While I have started to see a rise in character diversity (whether it be race, sexual orientation, religion, or something else), more diversity can't hurt as long as it's done well and for the right reasons. I understand that research may need to be conducted in order to portray the world accurately (and that research, especially good research, takes time), but we need to see the world as it is, and the people who live here as they are rather than what others believe them to be.


12 comments :

  1. Preach Alex!! I was going to use fantasy worlds because it's really hard to think of contemp fiction that takes place outside the US

    ReplyDelete
  2. Fantastic post, with excellent points! I really want to learn about other cultures throughout the world and books are often a great way to do that — but we can only do that if the books reflect the world and its people accurately!

    ReplyDelete
  3. I never thought of it like this! I've never considered a book's setting to be something we need more diversity in. I see your points though. I don't read a ton of books that are set outside the US. It's not because I don't want to read them, but because I tend to go into books blind and don't pay attention to those details.
    I have read Anna and the French kiss, but my unpopular opinion is I didn't really like it.

    ReplyDelete
    Replies
    1. Oh I didn't even think of Anna and the French Kiss! I haven't read those books yet, but I'm sorry to hear you didn't enjoy it. I know what you mean about not really thinking about the setting going into books though.

      Delete
  4. I think the biggest issue is that there ARE books that are set outside of the US... but they're not in English. I've seen a ton of contemporary light novels in Japanese and Korean, but they're never translated to English because they don't ever get that popular.

    That being said, I think that writers who can write perfectly well in English should also try to touch this topic, but in a way that gives respect to these different countries and cultures!

    ReplyDelete
    Replies
    1. Yeah you're totally right! I wish other countries' books were translated into English so we could enjoy them too.

      Delete
  5. YASS Alex I live for your discussion posts. Honestly though I can't tell you how much I want to read about books that take place in like smaller and lesser known states that I know nothing about or different countries like China or Europe. Is it bad that I can't think of any contemporary or realistic fiction books that take place outside of the US? Well I'm sure I've read many but none come to mind automatically. Whereas I can name about 5 different books right now that take place in the US. Maybe a lot of authors don't write about places outside because they either dn't want to do the research or haven't been there before. I've actually read Just One Day by Gayle Forman and it took place in paris. One thing I really have to point out that I loved this book mostly because of the setting, not the characters or anything else.

    Alex @ The Book's Buzz

    ReplyDelete
    Replies
    1. Thanks, Alex! <3 I understand what you mean about the authors maybe not wanting to do the research, but I wish they would!

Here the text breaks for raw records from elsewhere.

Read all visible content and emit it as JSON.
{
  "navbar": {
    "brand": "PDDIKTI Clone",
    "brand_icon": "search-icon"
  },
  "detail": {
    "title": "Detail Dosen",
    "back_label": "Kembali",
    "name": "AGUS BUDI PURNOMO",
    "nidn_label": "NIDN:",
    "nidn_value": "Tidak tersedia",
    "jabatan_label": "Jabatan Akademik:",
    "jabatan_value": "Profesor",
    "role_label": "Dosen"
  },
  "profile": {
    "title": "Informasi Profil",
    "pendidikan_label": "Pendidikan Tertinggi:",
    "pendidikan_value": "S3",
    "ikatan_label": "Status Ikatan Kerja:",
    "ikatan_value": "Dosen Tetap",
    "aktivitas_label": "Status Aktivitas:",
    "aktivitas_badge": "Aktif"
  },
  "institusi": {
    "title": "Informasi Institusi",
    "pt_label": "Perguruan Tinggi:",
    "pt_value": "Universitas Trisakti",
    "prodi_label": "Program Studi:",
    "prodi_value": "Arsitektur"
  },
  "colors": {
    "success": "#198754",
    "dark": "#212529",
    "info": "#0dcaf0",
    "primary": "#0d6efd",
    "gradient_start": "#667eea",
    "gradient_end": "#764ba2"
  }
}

And I've been contemplating reading that book for a while, so now that I know the setting was one of your favorite parts, I might just have to check it out!

      Delete
  6. Yess! I feel like adult books handled real world representation better (and more). Most of the titles on my list that were set outside Europe and were not fantasy was adult literature, like The Tale of A Time Being and Into The Beautiful North. Though I'm not sure how accurate the representation is, but I assume it is accurate because the authors are from said area.

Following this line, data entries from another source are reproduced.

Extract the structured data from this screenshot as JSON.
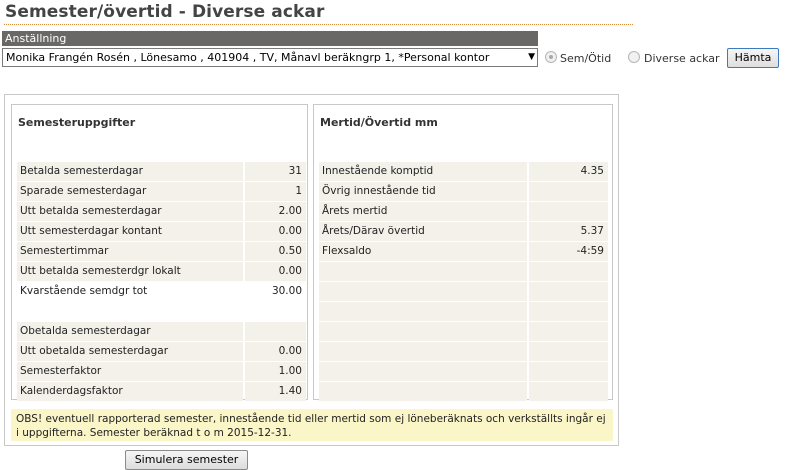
{
  "page": {
    "title": "Semester/övertid - Diverse ackar"
  },
  "employment": {
    "header": "Anställning",
    "selected": "Monika Frangén Rosén , Lönesamo , 401904 , TV, Månavl beräkngrp 1, *Personal kontor"
  },
  "options": {
    "sem_label": "Sem/Ötid",
    "diverse_label": "Diverse ackar",
    "fetch_label": "Hämta"
  },
  "left": {
    "title": "Semesteruppgifter",
    "rows": [
      {
        "label": "Betalda semesterdagar",
        "value": "31"
      },
      {
        "label": "Sparade semesterdagar",
        "value": "1"
      },
      {
        "label": "Utt betalda semesterdagar",
        "value": "2.00"
      },
      {
        "label": "Utt semesterdagar kontant",
        "value": "0.00"
      },
      {
        "label": "Semestertimmar",
        "value": "0.50"
      },
      {
        "label": "Utt betalda semesterdgr lokalt",
        "value": "0.00"
      },
      {
        "label": "Kvarstående semdgr tot",
        "value": "30.00"
      },
      {
        "label": "",
        "value": ""
      },
      {
        "label": "Obetalda semesterdagar",
        "value": ""
      },
      {
        "label": "Utt obetalda semesterdagar",
        "value": "0.00"
      },
      {
        "label": "Semesterfaktor",
        "value": "1.00"
      },
      {
        "label": "Kalenderdagsfaktor",
        "value": "1.40"
      }
    ]
  },
  "right": {
    "title": "Mertid/Övertid mm",
    "rows": [
      {
        "label": "Innestående komptid",
        "value": "4.35"
      },
      {
        "label": "Övrig innestående tid",
        "value": ""
      },
      {
        "label": "Årets mertid",
        "value": ""
      },
      {
        "label": "Årets/Därav övertid",
        "value": "5.37"
      },
      {
        "label": "Flexsaldo",
        "value": "-4:59"
      },
      {
        "label": "",
        "value": ""
      },
      {
        "label": "",
        "value": ""
      },
      {
        "label": "",
        "value": ""
      },
      {
        "label": "",
        "value": ""
      },
      {
        "label": "",
        "value": ""
      },
      {
        "label": "",
        "value": ""
      },
      {
        "label": "",
        "value": ""
      }
    ]
  },
  "note": "OBS! eventuell rapporterad semester, innestående tid eller mertid som ej löneberäknats och verkställts ingår ej i uppgifterna. Semester beräknad t o m 2015-12-31.",
  "simulate_label": "Simulera semester"
}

    But yeah, I feel like it is quite lacking in YA. Unless it's about WWII!! :)

    ReplyDelete
    Replies
    1. You're totally right, Val! I don't tend to read many adult books, but that might change now that you mentioned it. And I totally agree about the WWII representation. I haven't read many, but there are definitely a lot of them out there that I need to read.

      Delete